Sam emptied the last dregs of the vodka into her glass and threw the bottle into the fire. “And what about the one where we were all water dwelling mammals? No opposable thumbs! Nightmare!”
Callumny Jacobson held up his hands in supplication “Fair points, my friends, fair points indeed. Let us hope this next one will be a bit of a rest. I know the last one was a bit, well...”
All three of them went quiet for a moment, each lost in thought. Jackson stared into the flames of the fire. “It was difficult for every one of us. Have you noticed how few made it back to the Club?”

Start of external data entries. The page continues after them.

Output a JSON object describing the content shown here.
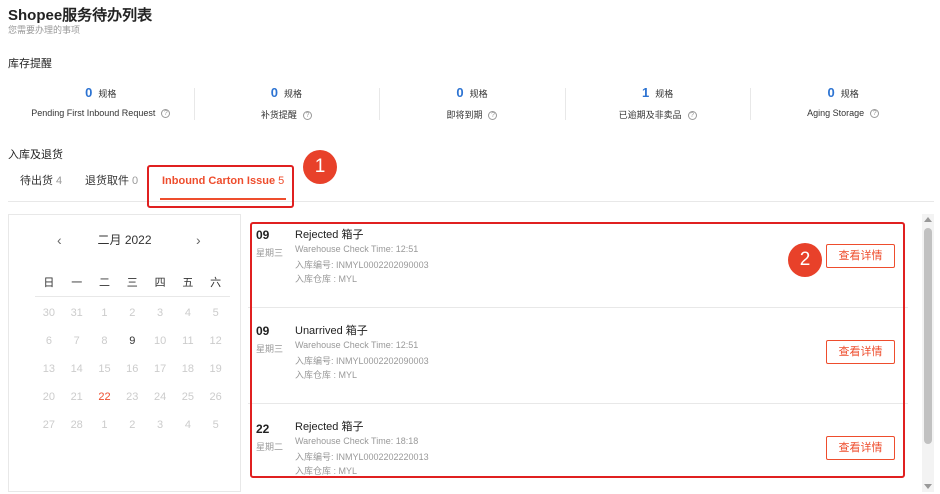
{
  "page": {
    "title": "Shopee服务待办列表",
    "subtitle": "您需要办理的事项"
  },
  "inventory": {
    "heading": "库存提醒",
    "unit": "规格",
    "stats": [
      {
        "count": "0",
        "label": "Pending First Inbound Request"
      },
      {
        "count": "0",
        "label": "补货提醒"
      },
      {
        "count": "0",
        "label": "即将到期"
      },
      {
        "count": "1",
        "label": "已逾期及非卖品"
      },
      {
        "count": "0",
        "label": "Aging Storage"
      }
    ]
  },
  "inbound": {
    "heading": "入库及退货",
    "tabs": [
      {
        "label": "待出货",
        "count": "4"
      },
      {
        "label": "退货取件",
        "count": "0"
      },
      {
        "label": "Inbound Carton Issue",
        "count": "5"
      }
    ]
  },
  "annotations": {
    "badge1": "1",
    "badge2": "2"
  },
  "calendar": {
    "month": "二月 2022",
    "prev": "‹",
    "next": "›",
    "weekdays": [
      "日",
      "一",
      "二",
      "三",
      "四",
      "五",
      "六"
    ],
    "weeks": [
      [
        "30",
        "31",
        "1",
        "2",
        "3",
        "4",
        "5"
      ],
      [
        "6",
        "7",
        "8",
        "9",
        "10",
        "11",
        "12"
      ],
      [
        "13",
        "14",
        "15",
        "16",
        "17",
        "18",
        "19"
      ],
      [
        "20",
        "21",
        "22",
        "23",
        "24",
        "25",
        "26"
      ],
      [
        "27",
        "28",
        "1",
        "2",
        "3",
        "4",
        "5"
      ]
    ]
  },
  "issues": [
    {
      "day": "09",
      "weekday": "星期三",
      "title": "Rejected 箱子",
      "check_time": "Warehouse Check Time: 12:51",
      "inbound_no": "入库编号: INMYL0002202090003",
      "warehouse": "入库仓库 : MYL",
      "button": "查看详情"
    },
    {
      "day": "09",
      "weekday": "星期三",
      "title": "Unarrived 箱子",
      "check_time": "Warehouse Check Time: 12:51",
      "inbound_no": "入库编号: INMYL0002202090003",
      "warehouse": "入库仓库 : MYL",
      "button": "查看详情"
    },
    {
      "day": "22",
      "weekday": "星期二",
      "title": "Rejected 箱子",
      "check_time": "Warehouse Check Time: 18:18",
      "inbound_no": "入库编号: INMYL0002202220013",
      "warehouse": "入库仓库 : MYL",
      "button": "查看详情"
    }
  ],
  "colors": {
    "accent": "#ee4d2d",
    "link_blue": "#2c73d2",
    "annotation_red": "#e02020"
  }
}
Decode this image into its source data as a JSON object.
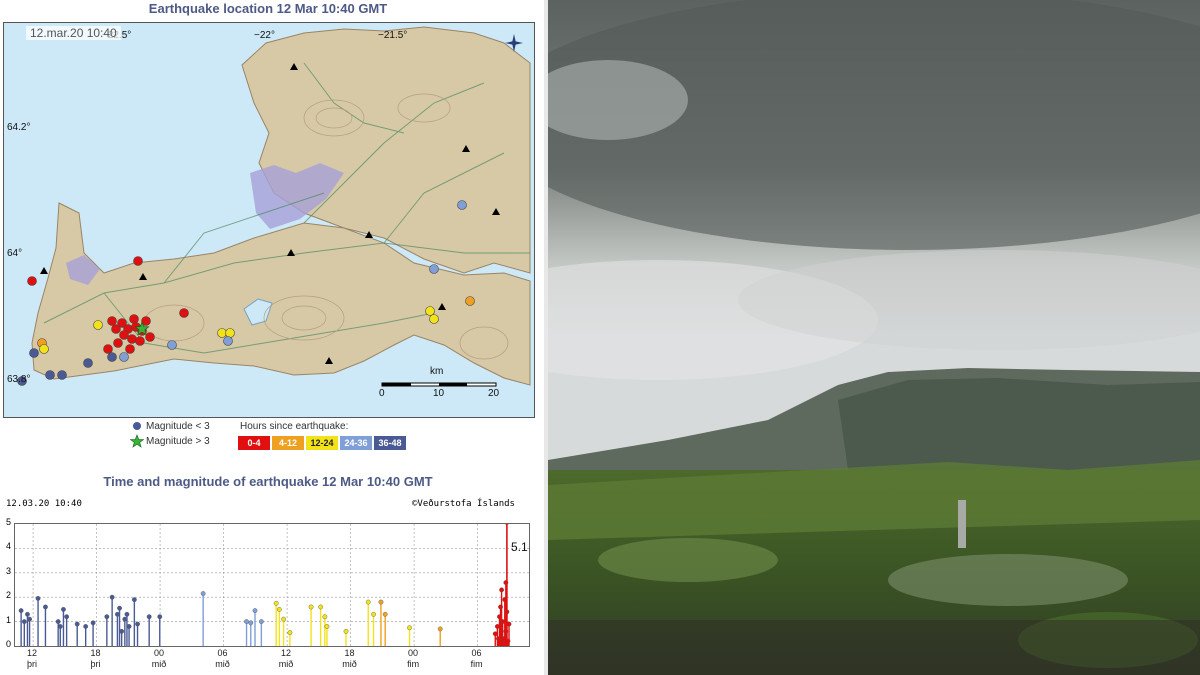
{
  "map": {
    "title": "Earthquake location   12 Mar 10:40 GMT",
    "date_stamp": "12.mar.20  10:40",
    "lon_labels": [
      "−22.5°",
      "−22°",
      "−21.5°"
    ],
    "lat_labels": [
      "64.2°",
      "64°",
      "63.8°"
    ],
    "scale_unit": "km",
    "scale_ticks": [
      "0",
      "10",
      "20"
    ],
    "legend": {
      "small_label": "Magnitude < 3",
      "large_label": "Magnitude > 3",
      "hours_title": "Hours since earthquake:",
      "hour_bins": [
        {
          "label": "0-4",
          "color": "#e01010"
        },
        {
          "label": "4-12",
          "color": "#f0a020"
        },
        {
          "label": "12-24",
          "color": "#f2e21a"
        },
        {
          "label": "24-36",
          "color": "#7f9fd6"
        },
        {
          "label": "36-48",
          "color": "#4a5a94"
        }
      ]
    }
  },
  "plot": {
    "title": "Time and magnitude of earthquake   12 Mar 10:40 GMT",
    "date_stamp": "12.03.20 10:40",
    "credit": "©Veðurstofa Íslands",
    "peak_label": "5.1"
  },
  "chart_data": {
    "type": "scatter",
    "title": "Time and magnitude of earthquake   12 Mar 10:40 GMT",
    "xlabel": "",
    "ylabel": "",
    "ylim": [
      0,
      5
    ],
    "yticks": [
      "0",
      "1",
      "2",
      "3",
      "4",
      "5"
    ],
    "xlim": [
      0,
      48
    ],
    "x_units": "hours since 10 Mar 10:40 GMT",
    "xticks": [
      {
        "x": 1.33,
        "label": "12",
        "day": "þri"
      },
      {
        "x": 7.33,
        "label": "18",
        "day": "þri"
      },
      {
        "x": 13.33,
        "label": "00",
        "day": "mið"
      },
      {
        "x": 19.33,
        "label": "06",
        "day": "mið"
      },
      {
        "x": 25.33,
        "label": "12",
        "day": "mið"
      },
      {
        "x": 31.33,
        "label": "18",
        "day": "mið"
      },
      {
        "x": 37.33,
        "label": "00",
        "day": "fim"
      },
      {
        "x": 43.33,
        "label": "06",
        "day": "fim"
      }
    ],
    "grid": true,
    "series": [
      {
        "color": "#4a5a94",
        "points": [
          [
            0.2,
            1.45
          ],
          [
            0.5,
            1.0
          ],
          [
            0.8,
            1.3
          ],
          [
            1.0,
            1.1
          ],
          [
            1.8,
            1.95
          ],
          [
            2.5,
            1.6
          ],
          [
            3.7,
            1.0
          ],
          [
            3.9,
            0.8
          ],
          [
            4.2,
            1.5
          ],
          [
            4.5,
            1.2
          ],
          [
            5.5,
            0.9
          ],
          [
            6.3,
            0.8
          ],
          [
            7.0,
            0.95
          ],
          [
            8.3,
            1.2
          ],
          [
            8.8,
            2.0
          ],
          [
            9.3,
            1.3
          ],
          [
            9.5,
            1.55
          ],
          [
            9.7,
            0.6
          ],
          [
            10.0,
            1.1
          ],
          [
            10.2,
            1.3
          ],
          [
            10.4,
            0.8
          ],
          [
            10.9,
            1.9
          ],
          [
            11.2,
            0.9
          ],
          [
            12.3,
            1.2
          ],
          [
            13.3,
            1.2
          ]
        ]
      },
      {
        "color": "#7f9fd6",
        "points": [
          [
            17.4,
            2.15
          ],
          [
            21.5,
            1.0
          ],
          [
            22.3,
            1.45
          ],
          [
            22.9,
            1.0
          ],
          [
            21.9,
            0.95
          ]
        ]
      },
      {
        "color": "#f2e21a",
        "points": [
          [
            24.3,
            1.75
          ],
          [
            24.6,
            1.5
          ],
          [
            25.0,
            1.1
          ],
          [
            25.6,
            0.55
          ],
          [
            27.6,
            1.6
          ],
          [
            28.5,
            1.6
          ],
          [
            28.9,
            1.2
          ],
          [
            29.1,
            0.8
          ],
          [
            30.9,
            0.6
          ],
          [
            33.0,
            1.8
          ],
          [
            33.5,
            1.3
          ],
          [
            36.9,
            0.75
          ]
        ]
      },
      {
        "color": "#f0a020",
        "points": [
          [
            34.2,
            1.8
          ],
          [
            34.6,
            1.3
          ],
          [
            39.8,
            0.7
          ]
        ]
      },
      {
        "color": "#e01010",
        "points": [
          [
            45.0,
            0.5
          ],
          [
            45.2,
            0.8
          ],
          [
            45.3,
            0.3
          ],
          [
            45.4,
            1.2
          ],
          [
            45.5,
            1.6
          ],
          [
            45.6,
            2.3
          ],
          [
            45.7,
            1.0
          ],
          [
            45.8,
            0.3
          ],
          [
            45.9,
            1.9
          ],
          [
            46.0,
            2.6
          ],
          [
            46.0,
            0.6
          ],
          [
            46.1,
            1.4
          ],
          [
            46.2,
            0.2
          ],
          [
            46.3,
            0.9
          ]
        ]
      }
    ],
    "main_shock": {
      "x": 46.1,
      "magnitude": 5.1
    }
  }
}
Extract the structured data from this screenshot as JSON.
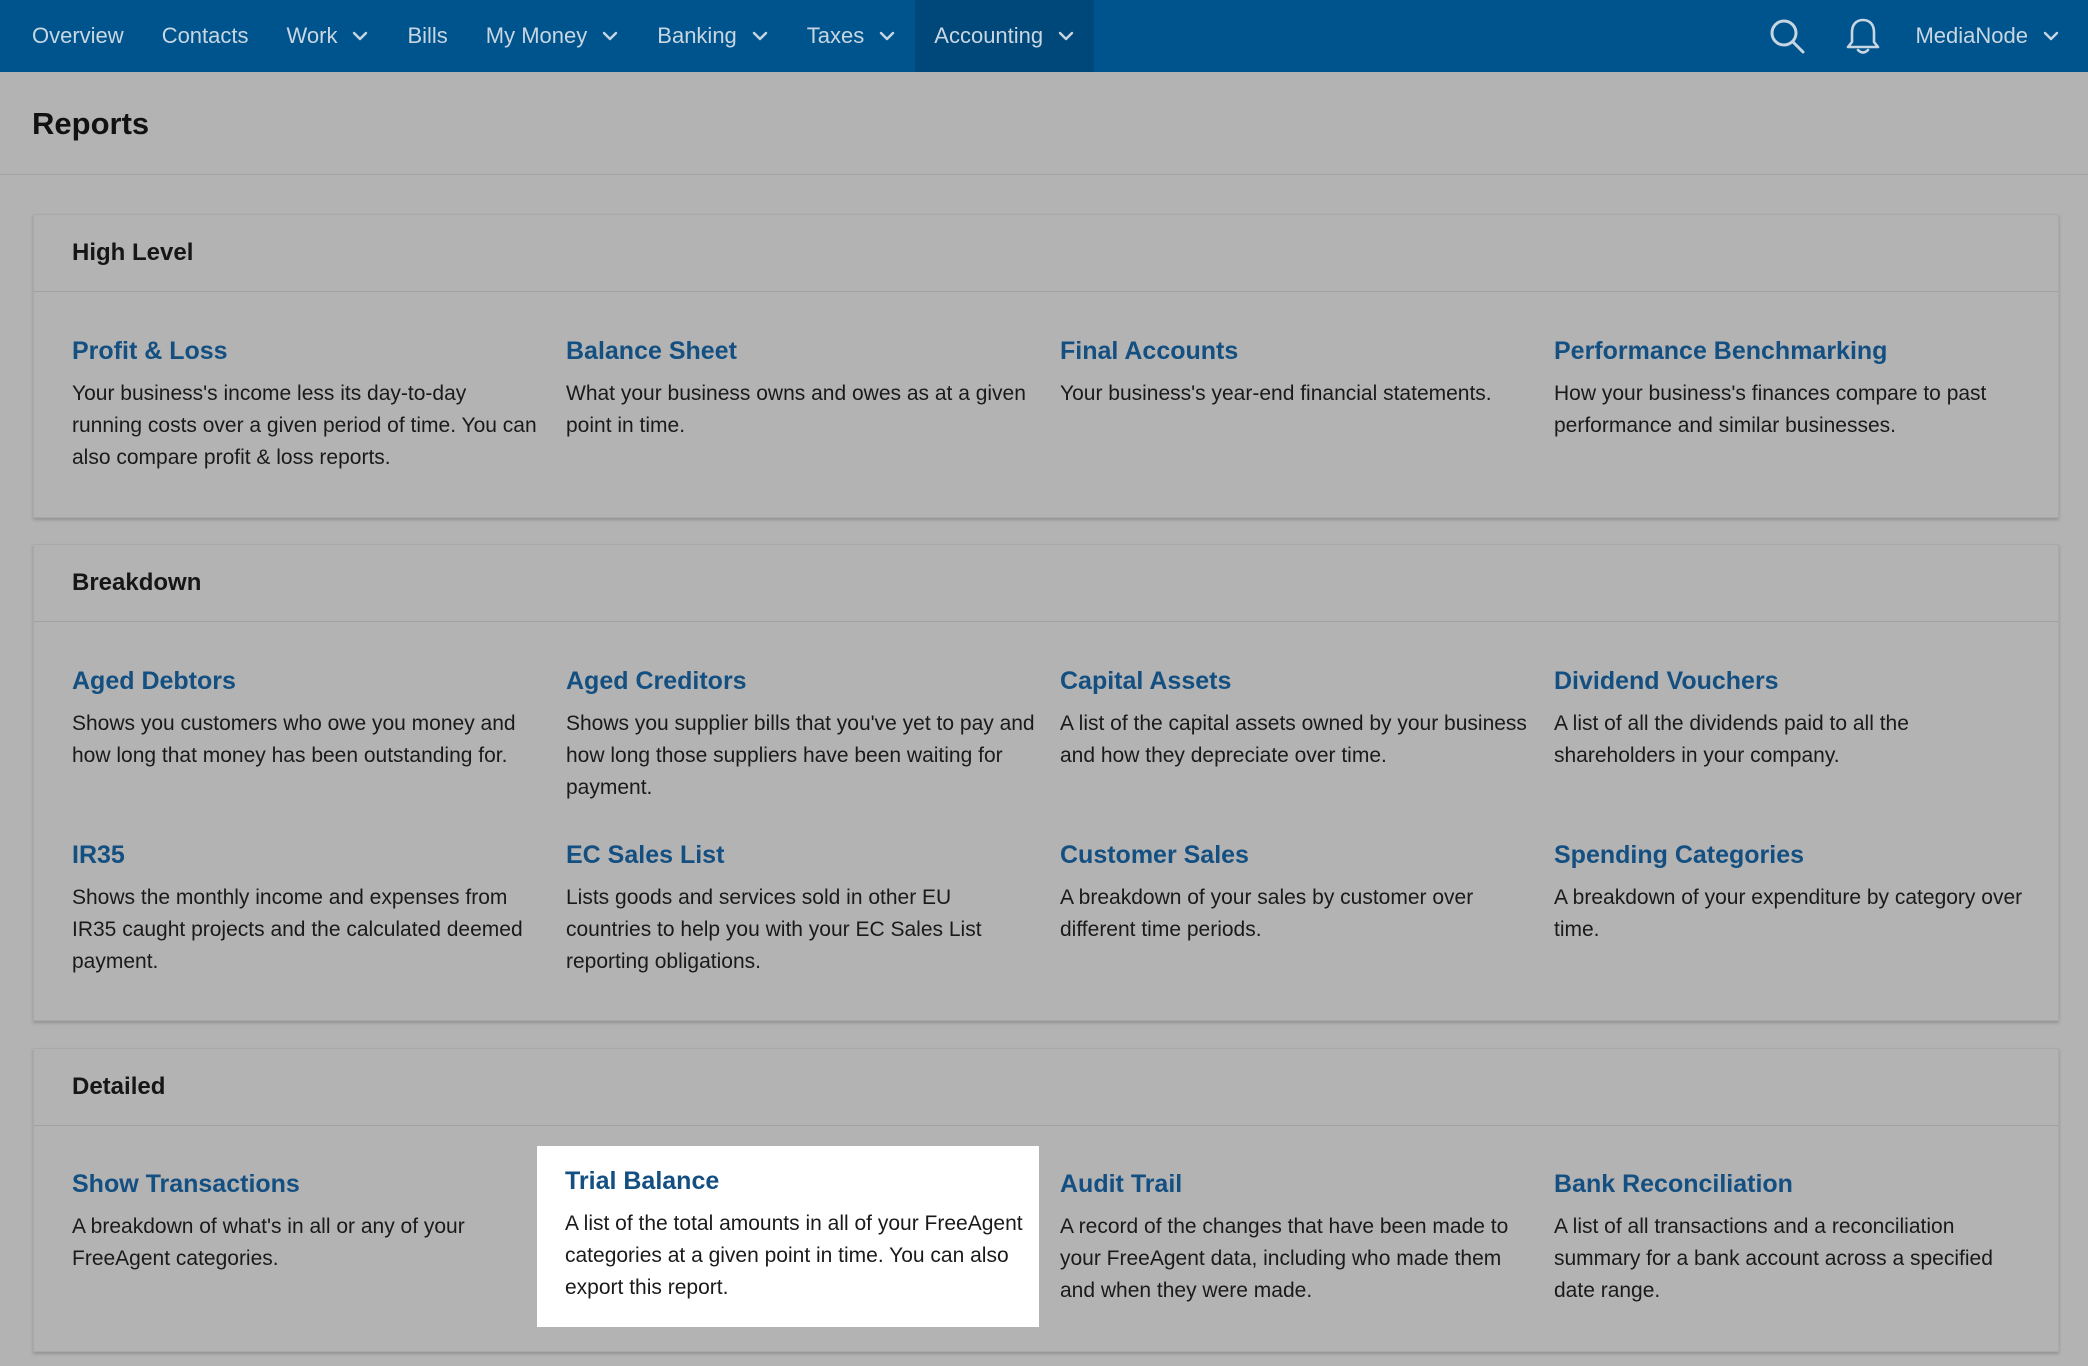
{
  "nav": {
    "items": [
      {
        "label": "Overview",
        "dropdown": false,
        "active": false
      },
      {
        "label": "Contacts",
        "dropdown": false,
        "active": false
      },
      {
        "label": "Work",
        "dropdown": true,
        "active": false
      },
      {
        "label": "Bills",
        "dropdown": false,
        "active": false
      },
      {
        "label": "My Money",
        "dropdown": true,
        "active": false
      },
      {
        "label": "Banking",
        "dropdown": true,
        "active": false
      },
      {
        "label": "Taxes",
        "dropdown": true,
        "active": false
      },
      {
        "label": "Accounting",
        "dropdown": true,
        "active": true
      }
    ],
    "user_label": "MediaNode",
    "icons": [
      "search-icon",
      "bell-icon",
      "chevron-down-icon"
    ]
  },
  "page": {
    "title": "Reports"
  },
  "sections": [
    {
      "title": "High Level",
      "reports": [
        {
          "title": "Profit & Loss",
          "desc": "Your business's income less its day-to-day running costs over a given period of time. You can also compare profit & loss reports."
        },
        {
          "title": "Balance Sheet",
          "desc": "What your business owns and owes as at a given point in time."
        },
        {
          "title": "Final Accounts",
          "desc": "Your business's year-end financial statements."
        },
        {
          "title": "Performance Benchmarking",
          "desc": "How your business's finances compare to past performance and similar businesses."
        }
      ]
    },
    {
      "title": "Breakdown",
      "reports": [
        {
          "title": "Aged Debtors",
          "desc": "Shows you customers who owe you money and how long that money has been outstanding for."
        },
        {
          "title": "Aged Creditors",
          "desc": "Shows you supplier bills that you've yet to pay and how long those suppliers have been waiting for payment."
        },
        {
          "title": "Capital Assets",
          "desc": "A list of the capital assets owned by your business and how they depreciate over time."
        },
        {
          "title": "Dividend Vouchers",
          "desc": "A list of all the dividends paid to all the shareholders in your company."
        },
        {
          "title": "IR35",
          "desc": "Shows the monthly income and expenses from IR35 caught projects and the calculated deemed payment."
        },
        {
          "title": "EC Sales List",
          "desc": "Lists goods and services sold in other EU countries to help you with your EC Sales List reporting obligations."
        },
        {
          "title": "Customer Sales",
          "desc": "A breakdown of your sales by customer over different time periods."
        },
        {
          "title": "Spending Categories",
          "desc": "A breakdown of your expenditure by category over time."
        }
      ]
    },
    {
      "title": "Detailed",
      "reports": [
        {
          "title": "Show Transactions",
          "desc": "A breakdown of what's in all or any of your FreeAgent categories."
        },
        {
          "title": "Trial Balance",
          "desc": "A list of the total amounts in all of your FreeAgent categories at a given point in time. You can also export this report.",
          "highlighted": true
        },
        {
          "title": "Audit Trail",
          "desc": "A record of the changes that have been made to your FreeAgent data, including who made them and when they were made."
        },
        {
          "title": "Bank Reconciliation",
          "desc": "A list of all transactions and a reconciliation summary for a bank account across a specified date range."
        }
      ]
    }
  ],
  "colors": {
    "nav_bg": "#00548d",
    "nav_active_bg": "#00477a",
    "link": "#134f81",
    "overlay": "#b3b3b3",
    "highlight": "#ffffff"
  }
}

Sam touched his hand “Let’s talk about something else. Who fancies a bite to eat?” She waved to one of the stewards who glided over and produced three menus from beneath his apron. “Thank you”.
“How can you possibly eat monkfish? It’s endangered|!” Sam wiped sauce from the side of her mouth.
“Actually everything’s endangered.” Jackson waved his fork to encompass the whole table full of food.
Callumny Jacobson nodded. “Different game once the big wigs have finished the...”
He was broken off by the sound of a great bell chiming. It seemed to be coming from outside of the Club, and from deep within it at the same time.
Jackson stood and placed his small turquoise cloth cap on his head. “Well, here we go.”
“Ah, Old Bess! I never tire of hearing her call to arms.” Callumny Jacobson stood and dropped his napkin onto his plate. He turned and addressed the whole room. Many of the members were already standing, putting on coats, buckling on helmets. Several were stretching, ready to begin.
“Ladies, Gentlemen! Let us go from this place, to another place!”
Some clapped and cheered. Many glanced at each other with trepidation. Somewhere near the back a penny whistle started up a tune and the whole group headed for the front door of The Hanged Man Club. Callumny Jacobson marched at the front. His damp, broken umbrella held aloft.
Jackson and Sam walked behind him. One of the (very) carefully chosen doormen opened the great front doors and light poured in. Sam shielded her eyes and took Jackson’s arm in hers.
“It’s bright out there now”
Callumny Jacobson turned and with a wink pushed through the doors,
“Well My Lady, as they say ‘Morning has broken...’”